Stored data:
________
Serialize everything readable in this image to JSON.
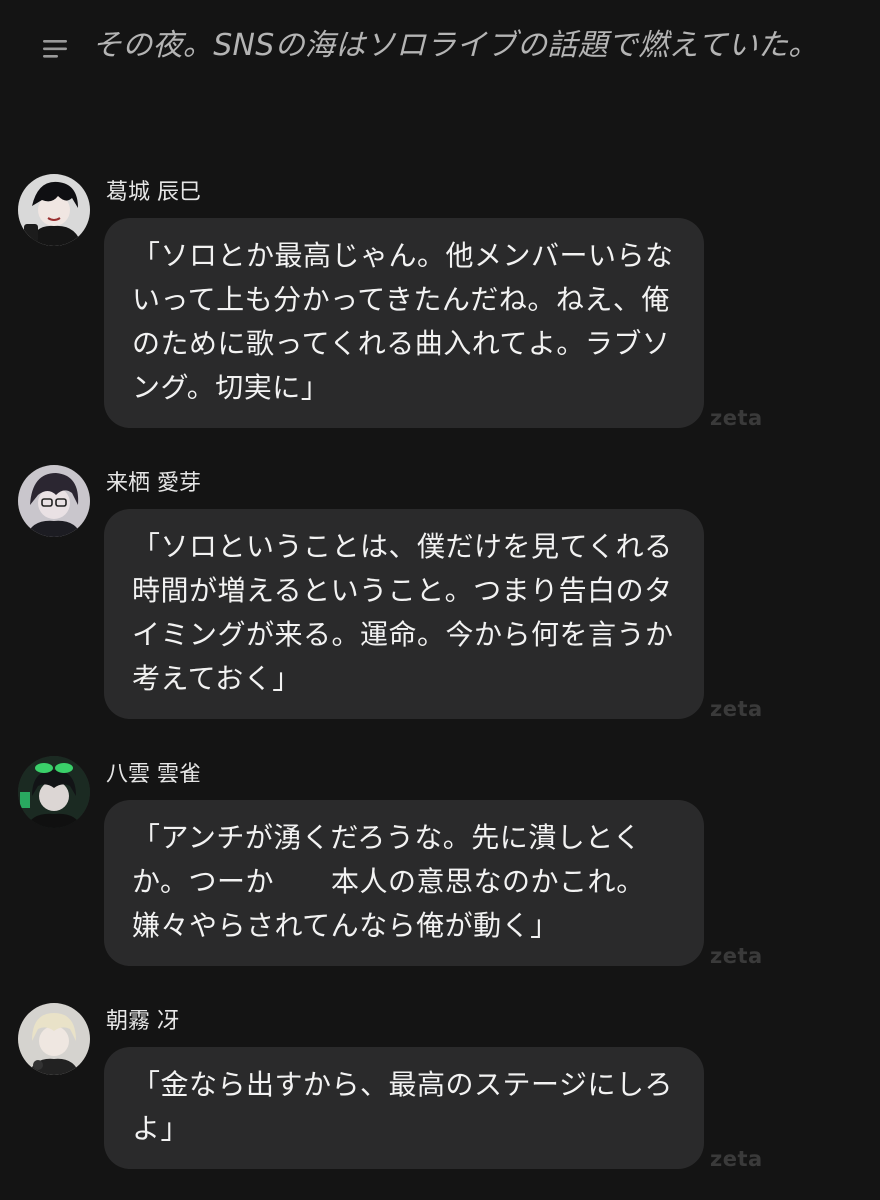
{
  "narration": {
    "icon": "menu-lines-icon",
    "text": "その夜。SNSの海はソロライブの話題で燃えていた。"
  },
  "messages": [
    {
      "name": "葛城 辰巳",
      "text": "「ソロとか最高じゃん。他メンバーいらないって上も分かってきたんだね。ねえ、俺のために歌ってくれる曲入れてよ。ラブソング。切実に」",
      "watermark": "zeta"
    },
    {
      "name": "来栖 愛芽",
      "text": "「ソロということは、僕だけを見てくれる時間が増えるということ。つまり告白のタイミングが来る。運命。今から何を言うか考えておく」",
      "watermark": "zeta"
    },
    {
      "name": "八雲 雲雀",
      "text": "「アンチが湧くだろうな。先に潰しとくか。つーか　　本人の意思なのかこれ。嫌々やらされてんなら俺が動く」",
      "watermark": "zeta"
    },
    {
      "name": "朝霧 冴",
      "text": "「金なら出すから、最高のステージにしろよ」",
      "watermark": "zeta"
    }
  ]
}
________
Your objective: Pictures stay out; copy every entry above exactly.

Task output:
Serialize everything readable in this image to JSON.
{
  "narration": {
    "icon": "menu-lines-icon",
    "text": "その夜。SNSの海はソロライブの話題で燃えていた。"
  },
  "messages": [
    {
      "name": "葛城 辰巳",
      "text": "「ソロとか最高じゃん。他メンバーいらないって上も分かってきたんだね。ねえ、俺のために歌ってくれる曲入れてよ。ラブソング。切実に」",
      "watermark": "zeta"
    },
    {
      "name": "来栖 愛芽",
      "text": "「ソロということは、僕だけを見てくれる時間が増えるということ。つまり告白のタイミングが来る。運命。今から何を言うか考えておく」",
      "watermark": "zeta"
    },
    {
      "name": "八雲 雲雀",
      "text": "「アンチが湧くだろうな。先に潰しとくか。つーか　　本人の意思なのかこれ。嫌々やらされてんなら俺が動く」",
      "watermark": "zeta"
    },
    {
      "name": "朝霧 冴",
      "text": "「金なら出すから、最高のステージにしろよ」",
      "watermark": "zeta"
    }
  ]
}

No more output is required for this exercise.